“They continue sowing fear and doubt, and they are sending mixed messages on the vaccine and a path forward,” said Bergman. “Michiganders are ready to crush COVID and get back to business, instead of watching other states succeed with more freedoms.”
Rep. Tim Walburg, R-Mich., also blasted the Biden administration for not sending more vaccines to Michigan, calling it a “better approach” than another lockdown.
“After already experiencing an excessive lockdown for most of the year, Michigan residents hope that Governor [Gretchen] Whitmer [finally] realizes that another statewide lockdown would be devastating for Michigan’s economy, harm workers and small businesses, and prevent students from learning in the classroom,” Walburg said in a statement to Fox News.
“A better approach would be to direct more vaccines to Michigan, as the Biden Administration has so far refused to do.”
Walburg led a bipartisan letter to the Biden administration urging it to bolster the Wolverine State’s vaccine supply last week.
Democrats from Michigan gave their thoughts on the CDC’s recommendation as well. Rep. Andy Levin, D-Mich., said in a statement to Fox News that he appreciates the CDC’s guidance for the state “because this explosion of cases and hospitalizations cannot be solved by vaccines alone.”
“I’m actively participating in the Governor’s request to the CDC that they surge more vaccines to Michigan because there’s no question that greater vaccine supply will bolster the efforts Michiganders are taking to social distance, double mask and follow other public health guidelines,” Levin said.
Rep. Dan Kildee, D-Mich., called on Michiganders to continue practicing good hygiene habits to stop the spread of COVID-19 as the state continues to distribute vaccines and said that he had faith in Whitmer.
“This pandemic is not over. As we continue to distribute vaccines, every Michigander plays a critical role to defeat this virus by wearing a mask, practicing social distancing and regularly washing their hands,” said Kildee.

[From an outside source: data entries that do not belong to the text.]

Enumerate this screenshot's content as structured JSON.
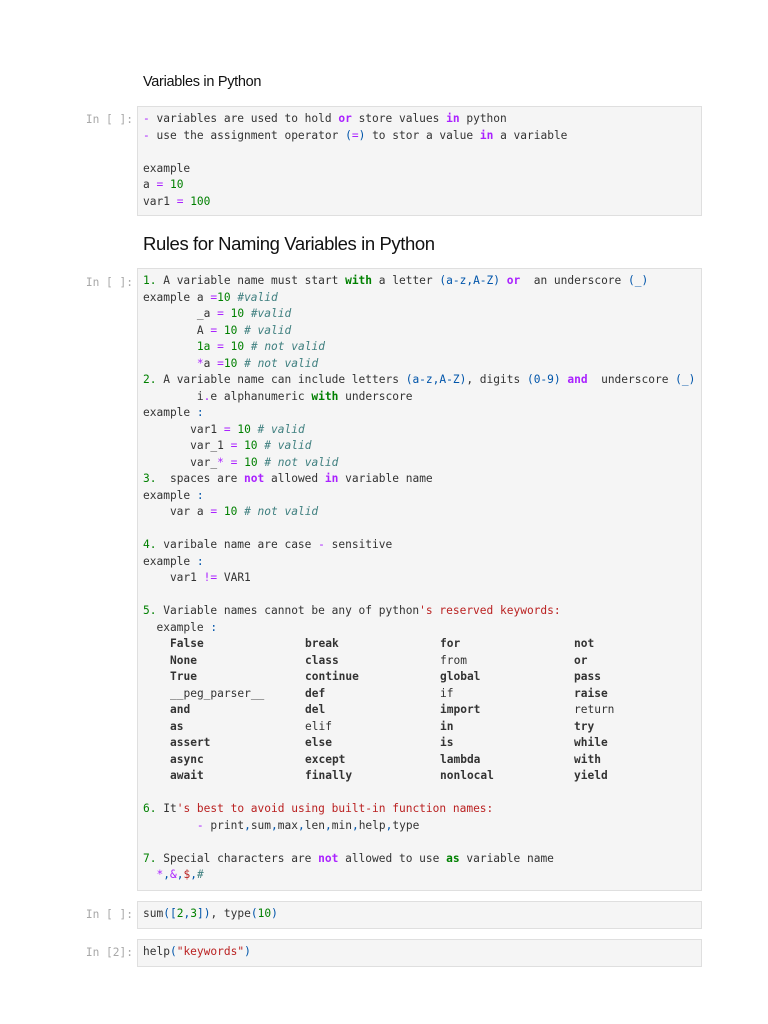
{
  "headings": {
    "h1": "Variables in Python",
    "h2": "Rules for Naming Variables in Python"
  },
  "colors": {
    "keyword": "#008000",
    "operator": "#aa22ff",
    "comment": "#408080",
    "bracket": "#0055aa",
    "string": "#ba2121",
    "cell_bg": "#f5f5f5"
  },
  "cells": [
    {
      "prompt": "In [ ]:",
      "lines": [
        [
          [
            "-",
            "o"
          ],
          [
            " variables are used to hold ",
            ""
          ],
          [
            "or",
            "p"
          ],
          [
            " store values ",
            ""
          ],
          [
            "in",
            "p"
          ],
          [
            " python",
            ""
          ]
        ],
        [
          [
            "-",
            "o"
          ],
          [
            " use the assignment operator ",
            ""
          ],
          [
            "(",
            "b"
          ],
          [
            "=",
            "o"
          ],
          [
            ")",
            "b"
          ],
          [
            " to stor a value ",
            ""
          ],
          [
            "in",
            "p"
          ],
          [
            " a variable",
            ""
          ]
        ],
        [],
        [
          [
            "example",
            ""
          ]
        ],
        [
          [
            "a ",
            ""
          ],
          [
            "=",
            "o"
          ],
          [
            " ",
            ""
          ],
          [
            "10",
            "n"
          ]
        ],
        [
          [
            "var1 ",
            ""
          ],
          [
            "=",
            "o"
          ],
          [
            " ",
            ""
          ],
          [
            "100",
            "n"
          ]
        ]
      ]
    },
    {
      "prompt": "In [ ]:",
      "grid_after_line": 22,
      "lines": [
        [
          [
            "1.",
            "n"
          ],
          [
            " A variable name must start ",
            ""
          ],
          [
            "with",
            "k"
          ],
          [
            " a letter ",
            ""
          ],
          [
            "(a-z,A-Z)",
            "b"
          ],
          [
            " ",
            ""
          ],
          [
            "or",
            "p"
          ],
          [
            "  an underscore ",
            ""
          ],
          [
            "(_)",
            "b"
          ]
        ],
        [
          [
            "example a ",
            ""
          ],
          [
            "=",
            "o"
          ],
          [
            "10",
            "n"
          ],
          [
            " #valid",
            "c"
          ]
        ],
        [
          [
            "        _a ",
            ""
          ],
          [
            "=",
            "o"
          ],
          [
            " ",
            ""
          ],
          [
            "10",
            "n"
          ],
          [
            " #valid",
            "c"
          ]
        ],
        [
          [
            "        A ",
            ""
          ],
          [
            "=",
            "o"
          ],
          [
            " ",
            ""
          ],
          [
            "10",
            "n"
          ],
          [
            " # valid",
            "c"
          ]
        ],
        [
          [
            "        ",
            ""
          ],
          [
            "1a",
            "n"
          ],
          [
            " ",
            ""
          ],
          [
            "=",
            "o"
          ],
          [
            " ",
            ""
          ],
          [
            "10",
            "n"
          ],
          [
            " # not valid",
            "c"
          ]
        ],
        [
          [
            "        ",
            ""
          ],
          [
            "*",
            "o"
          ],
          [
            "a ",
            ""
          ],
          [
            "=",
            "o"
          ],
          [
            "10",
            "n"
          ],
          [
            " # not valid",
            "c"
          ]
        ],
        [
          [
            "2.",
            "n"
          ],
          [
            " A variable name can include letters ",
            ""
          ],
          [
            "(a-z,A-Z)",
            "b"
          ],
          [
            ", digits ",
            ""
          ],
          [
            "(0-9)",
            "b"
          ],
          [
            " ",
            ""
          ],
          [
            "and",
            "p"
          ],
          [
            "  underscore ",
            ""
          ],
          [
            "(_)",
            "b"
          ]
        ],
        [
          [
            "        i",
            ""
          ],
          [
            ".",
            "o"
          ],
          [
            "e alphanumeric ",
            ""
          ],
          [
            "with",
            "k"
          ],
          [
            " underscore",
            ""
          ]
        ],
        [
          [
            "example ",
            ""
          ],
          [
            ":",
            "b"
          ]
        ],
        [
          [
            "       var1 ",
            ""
          ],
          [
            "=",
            "o"
          ],
          [
            " ",
            ""
          ],
          [
            "10",
            "n"
          ],
          [
            " # valid",
            "c"
          ]
        ],
        [
          [
            "       var_1 ",
            ""
          ],
          [
            "=",
            "o"
          ],
          [
            " ",
            ""
          ],
          [
            "10",
            "n"
          ],
          [
            " # valid",
            "c"
          ]
        ],
        [
          [
            "       var_",
            ""
          ],
          [
            "*",
            "o"
          ],
          [
            " ",
            ""
          ],
          [
            "=",
            "o"
          ],
          [
            " ",
            ""
          ],
          [
            "10",
            "n"
          ],
          [
            " # not valid",
            "c"
          ]
        ],
        [
          [
            "3.",
            "n"
          ],
          [
            "  spaces are ",
            ""
          ],
          [
            "not",
            "p"
          ],
          [
            " allowed ",
            ""
          ],
          [
            "in",
            "p"
          ],
          [
            " variable name",
            ""
          ]
        ],
        [
          [
            "example ",
            ""
          ],
          [
            ":",
            "b"
          ]
        ],
        [
          [
            "    var a ",
            ""
          ],
          [
            "=",
            "o"
          ],
          [
            " ",
            ""
          ],
          [
            "10",
            "n"
          ],
          [
            " # not valid",
            "c"
          ]
        ],
        [],
        [
          [
            "4.",
            "n"
          ],
          [
            " varibale name are case ",
            ""
          ],
          [
            "-",
            "o"
          ],
          [
            " sensitive",
            ""
          ]
        ],
        [
          [
            "example ",
            ""
          ],
          [
            ":",
            "b"
          ]
        ],
        [
          [
            "    var1 ",
            ""
          ],
          [
            "!=",
            "o"
          ],
          [
            " VAR1",
            ""
          ]
        ],
        [],
        [
          [
            "5.",
            "n"
          ],
          [
            " Variable names cannot be any of python",
            ""
          ],
          [
            "'s reserved keywords:",
            "s"
          ]
        ],
        [
          [
            "  example ",
            ""
          ],
          [
            ":",
            "b"
          ]
        ],
        [],
        [
          [
            "6.",
            "n"
          ],
          [
            " It",
            ""
          ],
          [
            "'s best to avoid using built-in function names:",
            "s"
          ]
        ],
        [
          [
            "        ",
            ""
          ],
          [
            "-",
            "o"
          ],
          [
            " print",
            ""
          ],
          [
            ",",
            "b"
          ],
          [
            "sum",
            ""
          ],
          [
            ",",
            "b"
          ],
          [
            "max",
            ""
          ],
          [
            ",",
            "b"
          ],
          [
            "len",
            ""
          ],
          [
            ",",
            "b"
          ],
          [
            "min",
            ""
          ],
          [
            ",",
            "b"
          ],
          [
            "help",
            ""
          ],
          [
            ",",
            "b"
          ],
          [
            "type",
            ""
          ]
        ],
        [],
        [
          [
            "7.",
            "n"
          ],
          [
            " Special characters are ",
            ""
          ],
          [
            "not",
            "p"
          ],
          [
            " allowed to use ",
            ""
          ],
          [
            "as",
            "k"
          ],
          [
            " variable name",
            ""
          ]
        ],
        [
          [
            "  ",
            ""
          ],
          [
            "*",
            "o"
          ],
          [
            ",",
            "b"
          ],
          [
            "&",
            "o"
          ],
          [
            ",",
            "b"
          ],
          [
            "$",
            "s"
          ],
          [
            ",",
            "b"
          ],
          [
            "#",
            "c"
          ]
        ]
      ],
      "keywords": [
        [
          [
            "False",
            "k"
          ],
          [
            "break",
            "k"
          ],
          [
            "for",
            "k"
          ],
          [
            "not",
            "p"
          ]
        ],
        [
          [
            "None",
            "k"
          ],
          [
            "class",
            "k"
          ],
          [
            "from",
            ""
          ],
          [
            "or",
            "p"
          ]
        ],
        [
          [
            "True",
            "k"
          ],
          [
            "continue",
            "k"
          ],
          [
            "global",
            "k"
          ],
          [
            "pass",
            "k"
          ]
        ],
        [
          [
            "__peg_parser__",
            ""
          ],
          [
            "def",
            "k"
          ],
          [
            "if",
            ""
          ],
          [
            "raise",
            "k"
          ]
        ],
        [
          [
            "and",
            "p"
          ],
          [
            "del",
            "k"
          ],
          [
            "import",
            "k"
          ],
          [
            "return",
            ""
          ]
        ],
        [
          [
            "as",
            "k"
          ],
          [
            "elif",
            ""
          ],
          [
            "in",
            "p"
          ],
          [
            "try",
            "k"
          ]
        ],
        [
          [
            "assert",
            "k"
          ],
          [
            "else",
            "k"
          ],
          [
            "is",
            "p"
          ],
          [
            "while",
            "k"
          ]
        ],
        [
          [
            "async",
            "k"
          ],
          [
            "except",
            "k"
          ],
          [
            "lambda",
            "k"
          ],
          [
            "with",
            "k"
          ]
        ],
        [
          [
            "await",
            "k"
          ],
          [
            "finally",
            "k"
          ],
          [
            "nonlocal",
            "k"
          ],
          [
            "yield",
            "k"
          ]
        ]
      ]
    },
    {
      "prompt": "In [ ]:",
      "lines": [
        [
          [
            "sum",
            ""
          ],
          [
            "([",
            "b"
          ],
          [
            "2",
            "n"
          ],
          [
            ",",
            "b"
          ],
          [
            "3",
            "n"
          ],
          [
            "])",
            "b"
          ],
          [
            ", type",
            ""
          ],
          [
            "(",
            "b"
          ],
          [
            "10",
            "n"
          ],
          [
            ")",
            "b"
          ]
        ]
      ]
    },
    {
      "prompt": "In [2]:",
      "lines": [
        [
          [
            "help",
            ""
          ],
          [
            "(",
            "b"
          ],
          [
            "\"keywords\"",
            "s"
          ],
          [
            ")",
            "b"
          ]
        ]
      ]
    }
  ]
}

“While our Governor has not issued any mandatory restrictions, she has urged all Michiganders to exercise personal responsibility over the next two weeks to help slow the spread, such as forgoing indoor dining or gathering with people outside your immediate household.”
“I know that Governor Whitmer is committed to protecting public health and saving lives,” Kildee added.
Whitmer’s office did not immediately respond to Fox News’ request for comment on the CDC’s recommendation to shut her state down again.
The governor told a local outlet on Tuesday that the state would follow the CDC’s and Federal Drug Administration’s (FDA) “guidance when it comes to the [Johnson & Johnson] vaccine” but that people should “still have high confidence in the safety and efficacy of the J&J vaccine” if the number of people receiving blood clots from the vaccine holds.
“It’s an important added tool in our arsenal to combat COVID. This is concerning,” Whitmer said. “Of course, I’m going to continue to push for more vaccines to come into Michigan, but at this point, I don’t know that there is a whole lot more we can say other than we’re going to closely monitor and follow the CDC and FDA guidance.”
The CDC director said diverting vaccines to Michigan from places where the virus isn’t as prevalent could accidentally lay the groundwork for an outbreak in that area.
The Michigan Supreme Court ruled last year that Whitmer’s emergency declaration without state legislature approval was unconstitutional under the 1976 Emergency Management Act.
Whitmer faced scrutiny last week after a top aide, Tricia Foster, vacationed in Florida, despite the governor’s cautions against traveling outside of the state. A Whitmer spokesperson defended Foster’s travels, saying she “is fully recovered from COVID and fully vaccinated.”
Fox News’ Alexandria Hein contributed to this report